Work request →
Write the listing below out again in full, dropping its pictures.
──────────────────────────────
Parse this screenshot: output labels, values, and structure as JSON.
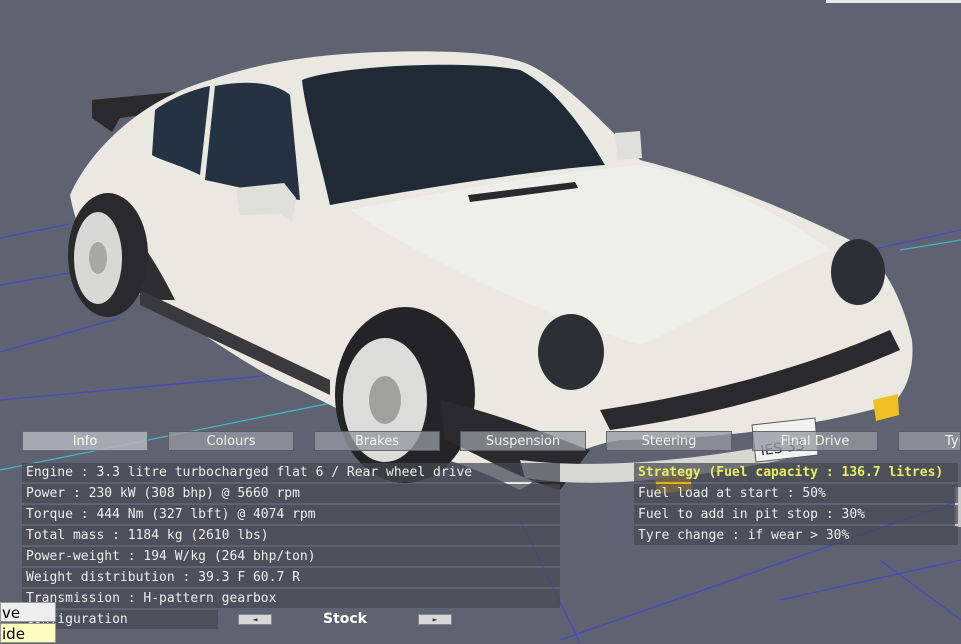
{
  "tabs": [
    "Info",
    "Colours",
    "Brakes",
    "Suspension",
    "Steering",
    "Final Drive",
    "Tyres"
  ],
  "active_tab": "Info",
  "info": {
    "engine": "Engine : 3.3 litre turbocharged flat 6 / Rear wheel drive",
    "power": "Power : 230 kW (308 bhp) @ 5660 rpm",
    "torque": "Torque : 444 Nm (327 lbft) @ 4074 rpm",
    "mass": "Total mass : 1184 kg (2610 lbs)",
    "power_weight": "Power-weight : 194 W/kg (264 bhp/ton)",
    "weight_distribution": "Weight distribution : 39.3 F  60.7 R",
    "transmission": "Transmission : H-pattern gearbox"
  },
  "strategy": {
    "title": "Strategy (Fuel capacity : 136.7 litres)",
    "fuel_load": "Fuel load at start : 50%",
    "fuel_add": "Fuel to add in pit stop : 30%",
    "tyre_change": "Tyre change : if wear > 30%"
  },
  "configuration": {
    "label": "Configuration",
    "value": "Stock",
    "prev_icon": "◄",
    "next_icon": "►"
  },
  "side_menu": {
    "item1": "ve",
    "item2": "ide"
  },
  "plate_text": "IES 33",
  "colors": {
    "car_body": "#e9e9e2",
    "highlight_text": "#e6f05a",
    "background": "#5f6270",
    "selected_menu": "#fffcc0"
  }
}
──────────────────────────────
Response to this exercise →
Parse this screenshot: output labels, values, and structure as JSON.
{
  "tabs": [
    "Info",
    "Colours",
    "Brakes",
    "Suspension",
    "Steering",
    "Final Drive",
    "Tyres"
  ],
  "active_tab": "Info",
  "info": {
    "engine": "Engine : 3.3 litre turbocharged flat 6 / Rear wheel drive",
    "power": "Power : 230 kW (308 bhp) @ 5660 rpm",
    "torque": "Torque : 444 Nm (327 lbft) @ 4074 rpm",
    "mass": "Total mass : 1184 kg (2610 lbs)",
    "power_weight": "Power-weight : 194 W/kg (264 bhp/ton)",
    "weight_distribution": "Weight distribution : 39.3 F  60.7 R",
    "transmission": "Transmission : H-pattern gearbox"
  },
  "strategy": {
    "title": "Strategy (Fuel capacity : 136.7 litres)",
    "fuel_load": "Fuel load at start : 50%",
    "fuel_add": "Fuel to add in pit stop : 30%",
    "tyre_change": "Tyre change : if wear > 30%"
  },
  "configuration": {
    "label": "Configuration",
    "value": "Stock",
    "prev_icon": "◄",
    "next_icon": "►"
  },
  "side_menu": {
    "item1": "ve",
    "item2": "ide"
  },
  "plate_text": "IES 33",
  "colors": {
    "car_body": "#e9e9e2",
    "highlight_text": "#e6f05a",
    "background": "#5f6270",
    "selected_menu": "#fffcc0"
  }
}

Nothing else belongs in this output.